Component data from apps and pages

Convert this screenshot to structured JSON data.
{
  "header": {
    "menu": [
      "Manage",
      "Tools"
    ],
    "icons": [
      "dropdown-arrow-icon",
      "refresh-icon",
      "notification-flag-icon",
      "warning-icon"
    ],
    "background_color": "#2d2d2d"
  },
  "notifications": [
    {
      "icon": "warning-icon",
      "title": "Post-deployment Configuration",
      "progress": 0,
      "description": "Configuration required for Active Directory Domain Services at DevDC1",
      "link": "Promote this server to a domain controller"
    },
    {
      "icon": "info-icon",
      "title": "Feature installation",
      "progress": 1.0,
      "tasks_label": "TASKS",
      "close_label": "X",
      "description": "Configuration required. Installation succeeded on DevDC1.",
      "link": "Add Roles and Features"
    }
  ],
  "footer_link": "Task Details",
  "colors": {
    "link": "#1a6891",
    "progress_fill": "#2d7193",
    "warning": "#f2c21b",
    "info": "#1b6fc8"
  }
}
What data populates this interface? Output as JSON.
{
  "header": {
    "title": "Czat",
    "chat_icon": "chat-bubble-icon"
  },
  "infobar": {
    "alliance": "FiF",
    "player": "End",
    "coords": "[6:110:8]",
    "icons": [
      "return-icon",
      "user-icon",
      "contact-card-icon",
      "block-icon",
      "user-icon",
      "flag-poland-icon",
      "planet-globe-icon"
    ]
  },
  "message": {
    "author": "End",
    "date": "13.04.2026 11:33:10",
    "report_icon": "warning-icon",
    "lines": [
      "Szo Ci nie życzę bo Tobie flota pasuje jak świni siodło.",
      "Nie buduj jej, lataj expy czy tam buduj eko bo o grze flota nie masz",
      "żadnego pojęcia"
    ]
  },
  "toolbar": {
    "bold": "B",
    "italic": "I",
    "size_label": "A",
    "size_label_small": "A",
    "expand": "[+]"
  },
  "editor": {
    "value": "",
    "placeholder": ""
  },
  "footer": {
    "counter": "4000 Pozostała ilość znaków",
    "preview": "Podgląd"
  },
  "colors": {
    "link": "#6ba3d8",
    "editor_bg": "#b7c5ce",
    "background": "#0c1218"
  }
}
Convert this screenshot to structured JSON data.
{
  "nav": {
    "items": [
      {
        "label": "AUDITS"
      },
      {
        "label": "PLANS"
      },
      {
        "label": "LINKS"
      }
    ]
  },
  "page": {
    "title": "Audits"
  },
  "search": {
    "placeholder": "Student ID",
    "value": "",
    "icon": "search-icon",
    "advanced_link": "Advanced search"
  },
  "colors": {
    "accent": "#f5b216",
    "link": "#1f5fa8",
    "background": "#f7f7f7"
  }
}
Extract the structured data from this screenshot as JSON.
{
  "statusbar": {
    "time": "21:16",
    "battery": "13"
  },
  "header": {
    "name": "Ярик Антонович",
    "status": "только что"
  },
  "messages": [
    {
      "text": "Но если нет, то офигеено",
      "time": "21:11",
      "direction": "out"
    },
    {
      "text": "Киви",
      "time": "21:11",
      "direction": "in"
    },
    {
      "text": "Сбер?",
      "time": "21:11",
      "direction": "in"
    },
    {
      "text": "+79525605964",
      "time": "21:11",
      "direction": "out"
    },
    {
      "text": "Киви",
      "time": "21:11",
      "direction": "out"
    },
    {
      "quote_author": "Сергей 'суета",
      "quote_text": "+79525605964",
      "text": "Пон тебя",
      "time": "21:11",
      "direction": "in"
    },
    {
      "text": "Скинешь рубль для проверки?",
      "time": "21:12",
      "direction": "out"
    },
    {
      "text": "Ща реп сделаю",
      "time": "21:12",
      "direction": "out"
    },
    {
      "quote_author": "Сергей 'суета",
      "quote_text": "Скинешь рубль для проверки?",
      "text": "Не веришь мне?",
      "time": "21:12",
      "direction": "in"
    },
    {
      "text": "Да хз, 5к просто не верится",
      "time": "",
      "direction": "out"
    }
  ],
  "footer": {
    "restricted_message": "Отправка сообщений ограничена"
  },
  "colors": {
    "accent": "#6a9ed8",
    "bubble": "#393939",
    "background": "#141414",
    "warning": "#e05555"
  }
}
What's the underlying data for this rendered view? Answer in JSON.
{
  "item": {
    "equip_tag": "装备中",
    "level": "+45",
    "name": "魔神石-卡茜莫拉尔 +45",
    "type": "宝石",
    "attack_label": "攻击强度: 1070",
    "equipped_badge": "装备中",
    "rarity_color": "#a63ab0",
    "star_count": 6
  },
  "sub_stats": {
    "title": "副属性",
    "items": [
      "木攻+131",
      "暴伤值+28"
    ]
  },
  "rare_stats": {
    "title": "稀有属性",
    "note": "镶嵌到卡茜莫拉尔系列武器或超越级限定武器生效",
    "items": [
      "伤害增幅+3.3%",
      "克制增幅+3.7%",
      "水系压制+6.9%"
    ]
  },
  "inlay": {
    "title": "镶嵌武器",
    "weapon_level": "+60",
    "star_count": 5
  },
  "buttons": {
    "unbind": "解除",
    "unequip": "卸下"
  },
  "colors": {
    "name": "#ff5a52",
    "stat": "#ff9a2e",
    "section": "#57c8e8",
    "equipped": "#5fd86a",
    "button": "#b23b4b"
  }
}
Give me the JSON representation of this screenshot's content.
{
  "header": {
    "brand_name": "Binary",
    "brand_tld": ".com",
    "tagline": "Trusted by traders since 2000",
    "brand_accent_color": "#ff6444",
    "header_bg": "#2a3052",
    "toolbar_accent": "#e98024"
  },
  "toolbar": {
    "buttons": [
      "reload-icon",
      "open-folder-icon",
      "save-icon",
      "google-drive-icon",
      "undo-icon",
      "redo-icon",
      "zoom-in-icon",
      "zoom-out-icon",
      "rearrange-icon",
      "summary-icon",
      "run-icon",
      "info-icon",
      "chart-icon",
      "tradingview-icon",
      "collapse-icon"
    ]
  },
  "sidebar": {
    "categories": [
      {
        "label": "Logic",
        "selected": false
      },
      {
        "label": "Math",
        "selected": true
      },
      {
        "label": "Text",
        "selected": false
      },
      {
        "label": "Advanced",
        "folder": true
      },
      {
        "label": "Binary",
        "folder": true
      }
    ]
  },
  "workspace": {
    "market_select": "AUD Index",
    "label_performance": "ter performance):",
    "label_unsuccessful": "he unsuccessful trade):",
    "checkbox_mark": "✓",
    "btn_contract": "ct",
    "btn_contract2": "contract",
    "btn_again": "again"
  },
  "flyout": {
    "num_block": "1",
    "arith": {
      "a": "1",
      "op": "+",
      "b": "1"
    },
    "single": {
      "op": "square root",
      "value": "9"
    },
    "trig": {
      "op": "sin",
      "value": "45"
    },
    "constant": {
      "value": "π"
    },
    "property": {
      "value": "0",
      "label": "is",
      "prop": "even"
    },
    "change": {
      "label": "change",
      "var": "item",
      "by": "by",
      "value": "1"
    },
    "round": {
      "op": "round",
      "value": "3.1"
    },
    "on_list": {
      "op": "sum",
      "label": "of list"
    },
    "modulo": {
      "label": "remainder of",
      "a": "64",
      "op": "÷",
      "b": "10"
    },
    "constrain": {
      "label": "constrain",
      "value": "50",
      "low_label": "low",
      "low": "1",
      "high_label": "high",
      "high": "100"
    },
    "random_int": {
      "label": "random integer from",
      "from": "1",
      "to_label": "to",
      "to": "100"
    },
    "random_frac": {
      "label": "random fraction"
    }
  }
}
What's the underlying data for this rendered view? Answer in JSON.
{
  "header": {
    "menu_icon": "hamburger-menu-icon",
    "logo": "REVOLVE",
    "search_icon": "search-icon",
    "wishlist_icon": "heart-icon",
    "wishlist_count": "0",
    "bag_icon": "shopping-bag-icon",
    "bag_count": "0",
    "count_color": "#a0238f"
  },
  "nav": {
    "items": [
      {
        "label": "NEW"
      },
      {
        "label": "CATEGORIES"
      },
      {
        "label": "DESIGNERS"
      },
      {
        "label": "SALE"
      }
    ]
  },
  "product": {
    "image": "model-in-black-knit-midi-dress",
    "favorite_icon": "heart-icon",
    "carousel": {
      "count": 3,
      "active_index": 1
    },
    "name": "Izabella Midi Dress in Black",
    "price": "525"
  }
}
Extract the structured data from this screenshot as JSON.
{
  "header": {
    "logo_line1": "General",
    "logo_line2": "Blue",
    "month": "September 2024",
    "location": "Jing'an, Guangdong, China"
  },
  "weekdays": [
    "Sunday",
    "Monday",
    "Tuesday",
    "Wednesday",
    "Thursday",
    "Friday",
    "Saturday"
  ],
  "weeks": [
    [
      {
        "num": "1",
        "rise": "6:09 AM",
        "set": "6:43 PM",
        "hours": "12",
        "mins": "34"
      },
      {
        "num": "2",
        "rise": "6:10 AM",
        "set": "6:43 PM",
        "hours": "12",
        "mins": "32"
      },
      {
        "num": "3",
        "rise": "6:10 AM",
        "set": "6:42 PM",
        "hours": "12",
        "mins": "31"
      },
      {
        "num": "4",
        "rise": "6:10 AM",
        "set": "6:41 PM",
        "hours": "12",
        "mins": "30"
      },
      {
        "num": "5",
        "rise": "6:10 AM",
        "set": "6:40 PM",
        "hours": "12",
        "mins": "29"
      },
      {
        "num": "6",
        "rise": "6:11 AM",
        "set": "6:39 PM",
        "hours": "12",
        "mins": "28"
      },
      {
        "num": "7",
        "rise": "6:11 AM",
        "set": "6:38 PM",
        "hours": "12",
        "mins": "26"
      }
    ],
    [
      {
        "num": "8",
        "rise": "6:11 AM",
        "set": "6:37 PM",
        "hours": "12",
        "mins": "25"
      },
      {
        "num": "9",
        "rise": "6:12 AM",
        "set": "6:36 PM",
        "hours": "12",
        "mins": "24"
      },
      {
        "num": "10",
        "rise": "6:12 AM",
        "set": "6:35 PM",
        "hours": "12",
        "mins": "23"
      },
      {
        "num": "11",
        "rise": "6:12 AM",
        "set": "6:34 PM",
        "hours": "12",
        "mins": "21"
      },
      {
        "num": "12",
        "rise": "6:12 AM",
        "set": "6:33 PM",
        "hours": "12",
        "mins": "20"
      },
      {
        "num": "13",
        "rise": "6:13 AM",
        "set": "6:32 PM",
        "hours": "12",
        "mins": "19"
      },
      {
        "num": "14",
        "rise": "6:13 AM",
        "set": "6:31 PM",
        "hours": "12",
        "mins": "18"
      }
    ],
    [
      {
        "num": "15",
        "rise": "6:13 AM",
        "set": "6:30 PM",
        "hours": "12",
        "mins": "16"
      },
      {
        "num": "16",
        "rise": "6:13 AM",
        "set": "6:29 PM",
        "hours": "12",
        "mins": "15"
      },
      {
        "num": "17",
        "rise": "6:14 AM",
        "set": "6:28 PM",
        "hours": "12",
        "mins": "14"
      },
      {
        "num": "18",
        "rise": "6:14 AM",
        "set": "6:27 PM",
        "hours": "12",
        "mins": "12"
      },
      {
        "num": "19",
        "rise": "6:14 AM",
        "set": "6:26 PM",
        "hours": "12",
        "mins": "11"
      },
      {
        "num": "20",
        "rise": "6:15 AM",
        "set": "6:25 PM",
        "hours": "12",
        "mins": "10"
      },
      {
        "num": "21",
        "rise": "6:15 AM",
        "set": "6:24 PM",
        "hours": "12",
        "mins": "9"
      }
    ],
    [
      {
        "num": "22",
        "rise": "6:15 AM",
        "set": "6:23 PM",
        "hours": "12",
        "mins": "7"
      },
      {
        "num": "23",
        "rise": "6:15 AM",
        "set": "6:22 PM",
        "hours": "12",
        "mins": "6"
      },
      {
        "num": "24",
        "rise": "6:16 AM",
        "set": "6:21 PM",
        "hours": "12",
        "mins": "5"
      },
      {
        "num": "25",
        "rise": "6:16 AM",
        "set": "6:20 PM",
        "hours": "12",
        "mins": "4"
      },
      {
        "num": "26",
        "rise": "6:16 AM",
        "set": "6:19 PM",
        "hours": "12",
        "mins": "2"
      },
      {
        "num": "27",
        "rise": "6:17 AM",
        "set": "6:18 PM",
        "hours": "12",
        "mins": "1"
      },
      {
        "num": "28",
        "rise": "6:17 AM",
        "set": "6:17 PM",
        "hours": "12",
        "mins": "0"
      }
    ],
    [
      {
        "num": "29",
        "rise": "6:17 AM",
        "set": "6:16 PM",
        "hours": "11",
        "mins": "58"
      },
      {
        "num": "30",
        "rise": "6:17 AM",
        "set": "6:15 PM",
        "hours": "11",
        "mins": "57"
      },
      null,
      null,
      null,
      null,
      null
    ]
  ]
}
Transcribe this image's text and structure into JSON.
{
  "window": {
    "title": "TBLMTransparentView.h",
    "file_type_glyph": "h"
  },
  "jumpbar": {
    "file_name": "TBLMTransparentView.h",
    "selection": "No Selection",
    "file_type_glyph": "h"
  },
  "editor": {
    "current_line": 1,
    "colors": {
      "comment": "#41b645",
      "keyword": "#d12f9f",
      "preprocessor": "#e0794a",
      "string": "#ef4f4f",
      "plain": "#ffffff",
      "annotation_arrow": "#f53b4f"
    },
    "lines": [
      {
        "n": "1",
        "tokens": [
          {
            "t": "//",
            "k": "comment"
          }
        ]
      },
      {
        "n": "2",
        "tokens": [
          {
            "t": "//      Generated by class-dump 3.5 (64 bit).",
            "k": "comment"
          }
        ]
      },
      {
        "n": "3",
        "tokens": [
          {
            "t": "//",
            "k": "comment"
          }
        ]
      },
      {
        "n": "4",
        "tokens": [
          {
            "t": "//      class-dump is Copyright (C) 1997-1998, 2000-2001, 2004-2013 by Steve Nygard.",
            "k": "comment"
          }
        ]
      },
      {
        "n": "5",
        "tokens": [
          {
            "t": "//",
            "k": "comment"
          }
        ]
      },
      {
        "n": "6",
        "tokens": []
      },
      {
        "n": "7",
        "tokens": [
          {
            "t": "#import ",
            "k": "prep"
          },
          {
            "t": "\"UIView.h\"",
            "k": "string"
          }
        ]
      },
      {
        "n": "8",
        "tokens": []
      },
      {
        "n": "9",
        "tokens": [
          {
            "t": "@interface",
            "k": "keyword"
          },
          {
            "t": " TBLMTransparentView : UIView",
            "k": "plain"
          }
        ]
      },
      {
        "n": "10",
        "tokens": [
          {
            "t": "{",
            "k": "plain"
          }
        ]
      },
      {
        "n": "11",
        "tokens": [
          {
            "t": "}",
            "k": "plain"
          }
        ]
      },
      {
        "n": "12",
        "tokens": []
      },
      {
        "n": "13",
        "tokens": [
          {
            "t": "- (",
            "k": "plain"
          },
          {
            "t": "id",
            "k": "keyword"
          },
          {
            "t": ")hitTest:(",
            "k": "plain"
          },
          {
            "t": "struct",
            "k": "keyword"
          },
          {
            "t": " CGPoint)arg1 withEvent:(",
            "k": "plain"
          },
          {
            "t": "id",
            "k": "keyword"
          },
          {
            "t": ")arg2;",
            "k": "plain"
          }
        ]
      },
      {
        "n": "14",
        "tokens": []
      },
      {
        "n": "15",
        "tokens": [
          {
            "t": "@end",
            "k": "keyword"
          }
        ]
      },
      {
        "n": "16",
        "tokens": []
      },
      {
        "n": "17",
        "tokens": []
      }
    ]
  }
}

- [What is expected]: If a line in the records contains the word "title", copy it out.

- [Output for this task]:
      "title": "Post-deployment Configuration",
      "title": "Feature installation",
    "title": "Czat",
    "title": "Audits"
    "title": "副属性",
    "title": "稀有属性",
    "title": "镶嵌武器",
    "title": "TBLMTransparentView.h",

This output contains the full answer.